What the task asks. Each line below must be set down exactly as it stands.
*** Data supplied ***
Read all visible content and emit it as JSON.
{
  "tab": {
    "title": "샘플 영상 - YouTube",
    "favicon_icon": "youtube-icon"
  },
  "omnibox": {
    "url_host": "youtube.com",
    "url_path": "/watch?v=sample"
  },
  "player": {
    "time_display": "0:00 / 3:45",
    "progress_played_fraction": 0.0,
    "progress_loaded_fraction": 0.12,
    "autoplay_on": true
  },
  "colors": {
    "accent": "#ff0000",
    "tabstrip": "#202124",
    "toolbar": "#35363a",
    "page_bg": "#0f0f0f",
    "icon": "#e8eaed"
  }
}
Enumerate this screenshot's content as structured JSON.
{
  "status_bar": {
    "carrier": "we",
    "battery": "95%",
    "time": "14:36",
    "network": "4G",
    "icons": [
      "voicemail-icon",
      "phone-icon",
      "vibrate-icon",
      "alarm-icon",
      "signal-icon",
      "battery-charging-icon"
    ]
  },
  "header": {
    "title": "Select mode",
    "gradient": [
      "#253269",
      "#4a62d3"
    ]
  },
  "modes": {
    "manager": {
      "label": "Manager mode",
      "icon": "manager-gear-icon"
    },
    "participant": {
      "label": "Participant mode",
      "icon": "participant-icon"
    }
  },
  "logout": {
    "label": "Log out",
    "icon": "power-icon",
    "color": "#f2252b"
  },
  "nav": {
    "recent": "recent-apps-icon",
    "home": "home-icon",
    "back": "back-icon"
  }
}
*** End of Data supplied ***
Result for this exercise.
Read all visible content and emit it as JSON.
{
  "tab": {
    "title": "샘플 영상 - YouTube",
    "favicon_icon": "youtube-icon"
  },
  "omnibox": {
    "url_host": "youtube.com",
    "url_path": "/watch?v=sample"
  },
  "player": {
    "time_display": "0:00 / 3:45",
    "progress_played_fraction": 0.0,
    "progress_loaded_fraction": 0.12,
    "autoplay_on": true
  },
  "colors": {
    "accent": "#ff0000",
    "tabstrip": "#202124",
    "toolbar": "#35363a",
    "page_bg": "#0f0f0f",
    "icon": "#e8eaed"
  }
}
Enumerate this screenshot's content as structured JSON.
{
  "status_bar": {
    "carrier": "we",
    "battery": "95%",
    "time": "14:36",
    "network": "4G",
    "icons": [
      "voicemail-icon",
      "phone-icon",
      "vibrate-icon",
      "alarm-icon",
      "signal-icon",
      "battery-charging-icon"
    ]
  },
  "header": {
    "title": "Select mode",
    "gradient": [
      "#253269",
      "#4a62d3"
    ]
  },
  "modes": {
    "manager": {
      "label": "Manager mode",
      "icon": "manager-gear-icon"
    },
    "participant": {
      "label": "Participant mode",
      "icon": "participant-icon"
    }
  },
  "logout": {
    "label": "Log out",
    "icon": "power-icon",
    "color": "#f2252b"
  },
  "nav": {
    "recent": "recent-apps-icon",
    "home": "home-icon",
    "back": "back-icon"
  }
}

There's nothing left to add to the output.